• _ABOUT THIS TASK_
Once the data has been read, return all of it precisely as written.

[Web page and app entries]

· · · · ·

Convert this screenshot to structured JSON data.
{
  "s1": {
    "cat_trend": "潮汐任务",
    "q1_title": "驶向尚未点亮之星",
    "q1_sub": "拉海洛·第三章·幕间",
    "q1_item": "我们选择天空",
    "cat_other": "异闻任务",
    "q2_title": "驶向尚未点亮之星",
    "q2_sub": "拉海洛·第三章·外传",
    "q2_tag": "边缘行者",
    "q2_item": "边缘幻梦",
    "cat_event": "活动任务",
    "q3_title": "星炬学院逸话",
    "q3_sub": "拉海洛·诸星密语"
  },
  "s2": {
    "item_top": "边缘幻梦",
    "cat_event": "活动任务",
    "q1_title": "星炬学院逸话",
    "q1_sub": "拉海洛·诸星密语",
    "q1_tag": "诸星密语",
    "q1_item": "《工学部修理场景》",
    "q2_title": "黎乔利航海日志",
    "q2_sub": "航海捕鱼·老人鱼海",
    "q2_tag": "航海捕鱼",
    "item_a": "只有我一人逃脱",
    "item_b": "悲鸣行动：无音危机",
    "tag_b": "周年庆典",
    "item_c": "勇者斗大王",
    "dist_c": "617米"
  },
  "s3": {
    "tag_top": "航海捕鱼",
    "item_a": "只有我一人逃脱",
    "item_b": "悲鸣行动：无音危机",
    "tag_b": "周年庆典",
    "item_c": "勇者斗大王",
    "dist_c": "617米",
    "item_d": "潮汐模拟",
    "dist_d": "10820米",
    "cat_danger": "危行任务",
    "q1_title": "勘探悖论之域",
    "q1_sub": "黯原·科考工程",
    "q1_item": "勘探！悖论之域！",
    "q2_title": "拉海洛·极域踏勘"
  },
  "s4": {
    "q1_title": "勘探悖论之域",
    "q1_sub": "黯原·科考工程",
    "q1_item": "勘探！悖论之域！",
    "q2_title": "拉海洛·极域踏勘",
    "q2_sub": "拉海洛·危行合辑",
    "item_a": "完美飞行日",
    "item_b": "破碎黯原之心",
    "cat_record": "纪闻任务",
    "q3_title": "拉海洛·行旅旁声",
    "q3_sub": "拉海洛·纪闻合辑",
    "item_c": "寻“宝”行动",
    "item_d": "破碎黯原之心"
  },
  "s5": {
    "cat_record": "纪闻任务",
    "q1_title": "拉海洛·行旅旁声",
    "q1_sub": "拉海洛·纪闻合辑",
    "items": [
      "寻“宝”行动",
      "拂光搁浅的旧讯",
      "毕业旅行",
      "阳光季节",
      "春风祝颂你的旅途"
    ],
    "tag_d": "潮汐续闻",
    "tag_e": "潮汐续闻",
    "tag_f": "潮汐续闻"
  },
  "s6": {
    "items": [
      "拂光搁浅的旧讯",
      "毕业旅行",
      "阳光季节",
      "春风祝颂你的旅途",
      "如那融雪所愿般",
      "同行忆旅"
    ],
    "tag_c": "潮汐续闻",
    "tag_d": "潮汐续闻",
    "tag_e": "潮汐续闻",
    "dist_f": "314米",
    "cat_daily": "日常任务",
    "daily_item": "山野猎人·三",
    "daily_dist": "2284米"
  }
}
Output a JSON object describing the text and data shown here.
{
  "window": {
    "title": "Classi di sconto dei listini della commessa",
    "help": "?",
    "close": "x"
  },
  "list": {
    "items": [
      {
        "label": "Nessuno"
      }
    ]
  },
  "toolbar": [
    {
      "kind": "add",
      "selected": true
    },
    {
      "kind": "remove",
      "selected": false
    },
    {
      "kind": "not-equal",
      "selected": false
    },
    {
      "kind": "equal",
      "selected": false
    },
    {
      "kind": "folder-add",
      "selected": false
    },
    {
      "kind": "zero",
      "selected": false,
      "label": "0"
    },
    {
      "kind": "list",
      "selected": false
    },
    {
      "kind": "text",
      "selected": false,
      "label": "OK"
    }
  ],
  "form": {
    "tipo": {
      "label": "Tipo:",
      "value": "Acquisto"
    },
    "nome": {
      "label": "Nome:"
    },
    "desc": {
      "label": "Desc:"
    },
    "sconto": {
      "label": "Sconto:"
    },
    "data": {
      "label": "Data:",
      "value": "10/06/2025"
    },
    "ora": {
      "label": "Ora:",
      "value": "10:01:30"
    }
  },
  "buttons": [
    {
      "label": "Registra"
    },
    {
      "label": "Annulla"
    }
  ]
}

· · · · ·

• _YOUR SOLUTION_
Convert this screenshot to structured JSON data.
{
  "s1": {
    "cat_trend": "潮汐任务",
    "q1_title": "驶向尚未点亮之星",
    "q1_sub": "拉海洛·第三章·幕间",
    "q1_item": "我们选择天空",
    "cat_other": "异闻任务",
    "q2_title": "驶向尚未点亮之星",
    "q2_sub": "拉海洛·第三章·外传",
    "q2_tag": "边缘行者",
    "q2_item": "边缘幻梦",
    "cat_event": "活动任务",
    "q3_title": "星炬学院逸话",
    "q3_sub": "拉海洛·诸星密语"
  },
  "s2": {
    "item_top": "边缘幻梦",
    "cat_event": "活动任务",
    "q1_title": "星炬学院逸话",
    "q1_sub": "拉海洛·诸星密语",
    "q1_tag": "诸星密语",
    "q1_item": "《工学部修理场景》",
    "q2_title": "黎乔利航海日志",
    "q2_sub": "航海捕鱼·老人鱼海",
    "q2_tag": "航海捕鱼",
    "item_a": "只有我一人逃脱",
    "item_b": "悲鸣行动：无音危机",
    "tag_b": "周年庆典",
    "item_c": "勇者斗大王",
    "dist_c": "617米"
  },
  "s3": {
    "tag_top": "航海捕鱼",
    "item_a": "只有我一人逃脱",
    "item_b": "悲鸣行动：无音危机",
    "tag_b": "周年庆典",
    "item_c": "勇者斗大王",
    "dist_c": "617米",
    "item_d": "潮汐模拟",
    "dist_d": "10820米",
    "cat_danger": "危行任务",
    "q1_title": "勘探悖论之域",
    "q1_sub": "黯原·科考工程",
    "q1_item": "勘探！悖论之域！",
    "q2_title": "拉海洛·极域踏勘"
  },
  "s4": {
    "q1_title": "勘探悖论之域",
    "q1_sub": "黯原·科考工程",
    "q1_item": "勘探！悖论之域！",
    "q2_title": "拉海洛·极域踏勘",
    "q2_sub": "拉海洛·危行合辑",
    "item_a": "完美飞行日",
    "item_b": "破碎黯原之心",
    "cat_record": "纪闻任务",
    "q3_title": "拉海洛·行旅旁声",
    "q3_sub": "拉海洛·纪闻合辑",
    "item_c": "寻“宝”行动",
    "item_d": "破碎黯原之心"
  },
  "s5": {
    "cat_record": "纪闻任务",
    "q1_title": "拉海洛·行旅旁声",
    "q1_sub": "拉海洛·纪闻合辑",
    "items": [
      "寻“宝”行动",
      "拂光搁浅的旧讯",
      "毕业旅行",
      "阳光季节",
      "春风祝颂你的旅途"
    ],
    "tag_d": "潮汐续闻",
    "tag_e": "潮汐续闻",
    "tag_f": "潮汐续闻"
  },
  "s6": {
    "items": [
      "拂光搁浅的旧讯",
      "毕业旅行",
      "阳光季节",
      "春风祝颂你的旅途",
      "如那融雪所愿般",
      "同行忆旅"
    ],
    "tag_c": "潮汐续闻",
    "tag_d": "潮汐续闻",
    "tag_e": "潮汐续闻",
    "dist_f": "314米",
    "cat_daily": "日常任务",
    "daily_item": "山野猎人·三",
    "daily_dist": "2284米"
  }
}
Output a JSON object describing the text and data shown here.
{
  "window": {
    "title": "Classi di sconto dei listini della commessa",
    "help": "?",
    "close": "x"
  },
  "list": {
    "items": [
      {
        "label": "Nessuno"
      }
    ]
  },
  "toolbar": [
    {
      "kind": "add",
      "selected": true
    },
    {
      "kind": "remove",
      "selected": false
    },
    {
      "kind": "not-equal",
      "selected": false
    },
    {
      "kind": "equal",
      "selected": false
    },
    {
      "kind": "folder-add",
      "selected": false
    },
    {
      "kind": "zero",
      "selected": false,
      "label": "0"
    },
    {
      "kind": "list",
      "selected": false
    },
    {
      "kind": "text",
      "selected": false,
      "label": "OK"
    }
  ],
  "form": {
    "tipo": {
      "label": "Tipo:",
      "value": "Acquisto"
    },
    "nome": {
      "label": "Nome:"
    },
    "desc": {
      "label": "Desc:"
    },
    "sconto": {
      "label": "Sconto:"
    },
    "data": {
      "label": "Data:",
      "value": "10/06/2025"
    },
    "ora": {
      "label": "Ora:",
      "value": "10:01:30"
    }
  },
  "buttons": [
    {
      "label": "Registra"
    },
    {
      "label": "Annulla"
    }
  ]
}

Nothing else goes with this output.